→ **WHAT YOU WILL DO**: Return the whole of the data exactly.

Excerpts from an interface dataset
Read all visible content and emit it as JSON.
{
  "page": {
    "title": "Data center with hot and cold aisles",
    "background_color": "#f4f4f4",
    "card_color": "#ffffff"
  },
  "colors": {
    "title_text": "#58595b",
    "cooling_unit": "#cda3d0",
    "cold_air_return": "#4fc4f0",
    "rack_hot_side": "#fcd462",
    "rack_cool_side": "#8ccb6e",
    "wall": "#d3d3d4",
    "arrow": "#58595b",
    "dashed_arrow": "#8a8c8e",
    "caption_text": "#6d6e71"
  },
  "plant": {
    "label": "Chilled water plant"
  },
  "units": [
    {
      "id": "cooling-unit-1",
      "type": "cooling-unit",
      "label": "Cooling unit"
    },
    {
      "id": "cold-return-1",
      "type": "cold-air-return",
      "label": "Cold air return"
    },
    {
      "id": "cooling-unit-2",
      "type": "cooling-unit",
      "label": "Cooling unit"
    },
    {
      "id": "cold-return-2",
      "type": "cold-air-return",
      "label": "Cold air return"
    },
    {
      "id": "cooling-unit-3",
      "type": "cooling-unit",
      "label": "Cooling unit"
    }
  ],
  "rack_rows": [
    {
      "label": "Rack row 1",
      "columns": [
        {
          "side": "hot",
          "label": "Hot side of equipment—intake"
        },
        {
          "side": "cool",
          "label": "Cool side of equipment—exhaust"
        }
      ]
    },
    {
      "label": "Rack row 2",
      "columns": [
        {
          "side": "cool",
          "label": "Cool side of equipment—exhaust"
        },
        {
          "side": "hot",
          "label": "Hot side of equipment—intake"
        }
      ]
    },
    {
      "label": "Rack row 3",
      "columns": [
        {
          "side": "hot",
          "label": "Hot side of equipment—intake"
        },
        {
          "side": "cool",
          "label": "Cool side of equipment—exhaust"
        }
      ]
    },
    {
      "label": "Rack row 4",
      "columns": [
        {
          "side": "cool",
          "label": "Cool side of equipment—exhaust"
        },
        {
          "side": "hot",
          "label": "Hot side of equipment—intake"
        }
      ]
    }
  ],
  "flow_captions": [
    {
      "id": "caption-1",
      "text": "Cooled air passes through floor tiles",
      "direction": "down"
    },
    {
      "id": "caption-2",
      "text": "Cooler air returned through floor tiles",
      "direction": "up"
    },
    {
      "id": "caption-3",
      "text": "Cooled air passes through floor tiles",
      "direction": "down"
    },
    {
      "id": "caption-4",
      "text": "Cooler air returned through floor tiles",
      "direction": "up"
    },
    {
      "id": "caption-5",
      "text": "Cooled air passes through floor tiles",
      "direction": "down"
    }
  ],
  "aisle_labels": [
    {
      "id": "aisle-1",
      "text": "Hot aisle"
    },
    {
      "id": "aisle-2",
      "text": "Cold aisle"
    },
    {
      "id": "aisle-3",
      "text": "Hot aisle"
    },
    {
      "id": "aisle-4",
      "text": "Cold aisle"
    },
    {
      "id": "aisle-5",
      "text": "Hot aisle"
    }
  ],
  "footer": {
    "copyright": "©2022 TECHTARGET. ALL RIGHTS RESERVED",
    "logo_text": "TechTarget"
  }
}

→ **EXERCISE ANSWER**:
Read all visible content and emit it as JSON.
{
  "page": {
    "title": "Data center with hot and cold aisles",
    "background_color": "#f4f4f4",
    "card_color": "#ffffff"
  },
  "colors": {
    "title_text": "#58595b",
    "cooling_unit": "#cda3d0",
    "cold_air_return": "#4fc4f0",
    "rack_hot_side": "#fcd462",
    "rack_cool_side": "#8ccb6e",
    "wall": "#d3d3d4",
    "arrow": "#58595b",
    "dashed_arrow": "#8a8c8e",
    "caption_text": "#6d6e71"
  },
  "plant": {
    "label": "Chilled water plant"
  },
  "units": [
    {
      "id": "cooling-unit-1",
      "type": "cooling-unit",
      "label": "Cooling unit"
    },
    {
      "id": "cold-return-1",
      "type": "cold-air-return",
      "label": "Cold air return"
    },
    {
      "id": "cooling-unit-2",
      "type": "cooling-unit",
      "label": "Cooling unit"
    },
    {
      "id": "cold-return-2",
      "type": "cold-air-return",
      "label": "Cold air return"
    },
    {
      "id": "cooling-unit-3",
      "type": "cooling-unit",
      "label": "Cooling unit"
    }
  ],
  "rack_rows": [
    {
      "label": "Rack row 1",
      "columns": [
        {
          "side": "hot",
          "label": "Hot side of equipment—intake"
        },
        {
          "side": "cool",
          "label": "Cool side of equipment—exhaust"
        }
      ]
    },
    {
      "label": "Rack row 2",
      "columns": [
        {
          "side": "cool",
          "label": "Cool side of equipment—exhaust"
        },
        {
          "side": "hot",
          "label": "Hot side of equipment—intake"
        }
      ]
    },
    {
      "label": "Rack row 3",
      "columns": [
        {
          "side": "hot",
          "label": "Hot side of equipment—intake"
        },
        {
          "side": "cool",
          "label": "Cool side of equipment—exhaust"
        }
      ]
    },
    {
      "label": "Rack row 4",
      "columns": [
        {
          "side": "cool",
          "label": "Cool side of equipment—exhaust"
        },
        {
          "side": "hot",
          "label": "Hot side of equipment—intake"
        }
      ]
    }
  ],
  "flow_captions": [
    {
      "id": "caption-1",
      "text": "Cooled air passes through floor tiles",
      "direction": "down"
    },
    {
      "id": "caption-2",
      "text": "Cooler air returned through floor tiles",
      "direction": "up"
    },
    {
      "id": "caption-3",
      "text": "Cooled air passes through floor tiles",
      "direction": "down"
    },
    {
      "id": "caption-4",
      "text": "Cooler air returned through floor tiles",
      "direction": "up"
    },
    {
      "id": "caption-5",
      "text": "Cooled air passes through floor tiles",
      "direction": "down"
    }
  ],
  "aisle_labels": [
    {
      "id": "aisle-1",
      "text": "Hot aisle"
    },
    {
      "id": "aisle-2",
      "text": "Cold aisle"
    },
    {
      "id": "aisle-3",
      "text": "Hot aisle"
    },
    {
      "id": "aisle-4",
      "text": "Cold aisle"
    },
    {
      "id": "aisle-5",
      "text": "Hot aisle"
    }
  ],
  "footer": {
    "copyright": "©2022 TECHTARGET. ALL RIGHTS RESERVED",
    "logo_text": "TechTarget"
  }
}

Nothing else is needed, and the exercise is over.